REQUIREMENT - Go through the material and copy each line that includes "BaiduNetdiskDownload".

RECORD EXTRACTS -
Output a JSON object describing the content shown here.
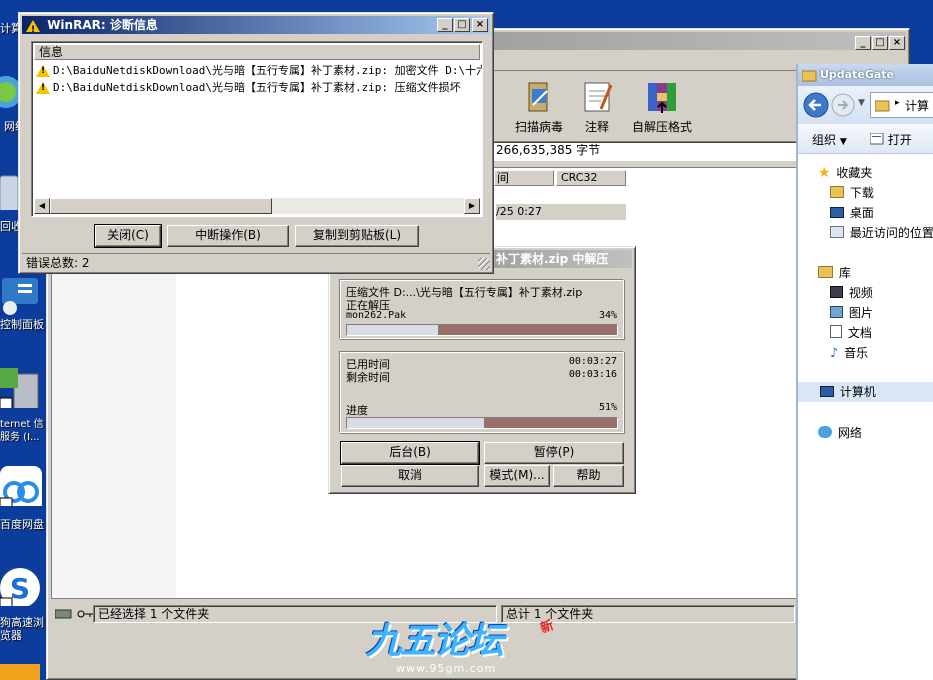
{
  "desktop": {
    "icons": [
      {
        "id": "computer",
        "label": "计算"
      },
      {
        "id": "network",
        "label": "网络"
      },
      {
        "id": "recycle",
        "label": "回收"
      },
      {
        "id": "control-panel",
        "label": "控制面板"
      },
      {
        "id": "iis",
        "label": "ternet 信\n服务 (I..."
      },
      {
        "id": "baidu-netdisk",
        "label": "百度网盘"
      },
      {
        "id": "sogou-browser",
        "label": "狗高速浏\n览器"
      }
    ],
    "watermark_text": "九五论坛",
    "watermark_url": "www.95gm.com",
    "watermark_badge": "新"
  },
  "winrar_main": {
    "toolbar": [
      {
        "id": "scan",
        "label": "扫描病毒",
        "icon": "scan-virus-icon"
      },
      {
        "id": "comment",
        "label": "注释",
        "icon": "comment-icon"
      },
      {
        "id": "sfx",
        "label": "自解压格式",
        "icon": "sfx-icon"
      }
    ],
    "info_text": "266,635,385 字节",
    "columns": [
      "间",
      "CRC32"
    ],
    "row_date": "/25 0:27",
    "status_left": "已经选择 1 个文件夹",
    "status_right": "总计 1 个文件夹"
  },
  "diag": {
    "title": "WinRAR: 诊断信息",
    "list_header": "信息",
    "messages": [
      "D:\\BaiduNetdiskDownload\\光与暗【五行专属】补丁素材.zip: 加密文件 D:\\十六",
      "D:\\BaiduNetdiskDownload\\光与暗【五行专属】补丁素材.zip: 压缩文件损坏"
    ],
    "buttons": {
      "close": "关闭(C)",
      "abort": "中断操作(B)",
      "copy": "复制到剪贴板(L)"
    },
    "error_count": "错误总数: 2"
  },
  "extract": {
    "title": "补丁素材.zip 中解压",
    "archive_line": "压缩文件 D:...\\光与暗【五行专属】补丁素材.zip",
    "action": "正在解压",
    "current_file": "mon262.Pak",
    "file_progress": 34,
    "file_percent": "34%",
    "elapsed_label": "已用时间",
    "elapsed": "00:03:27",
    "remaining_label": "剩余时间",
    "remaining": "00:03:16",
    "progress_label": "进度",
    "total_progress": 51,
    "total_percent": "51%",
    "buttons": {
      "background": "后台(B)",
      "pause": "暂停(P)",
      "cancel": "取消",
      "mode": "模式(M)...",
      "help": "帮助"
    }
  },
  "explorer": {
    "title": "UpdateGate",
    "path_crumb": "计算",
    "toolbar": {
      "organize": "组织",
      "open": "打开"
    },
    "favorites_header": "收藏夹",
    "favorites": [
      "下载",
      "桌面",
      "最近访问的位置"
    ],
    "libraries_header": "库",
    "libraries": [
      "视频",
      "图片",
      "文档",
      "音乐"
    ],
    "computer": "计算机",
    "network": "网络"
  }
}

EXPECTED ANSWER -
      "D:\\BaiduNetdiskDownload\\光与暗【五行专属】补丁素材.zip: 加密文件 D:\\十六",
      "D:\\BaiduNetdiskDownload\\光与暗【五行专属】补丁素材.zip: 压缩文件损坏"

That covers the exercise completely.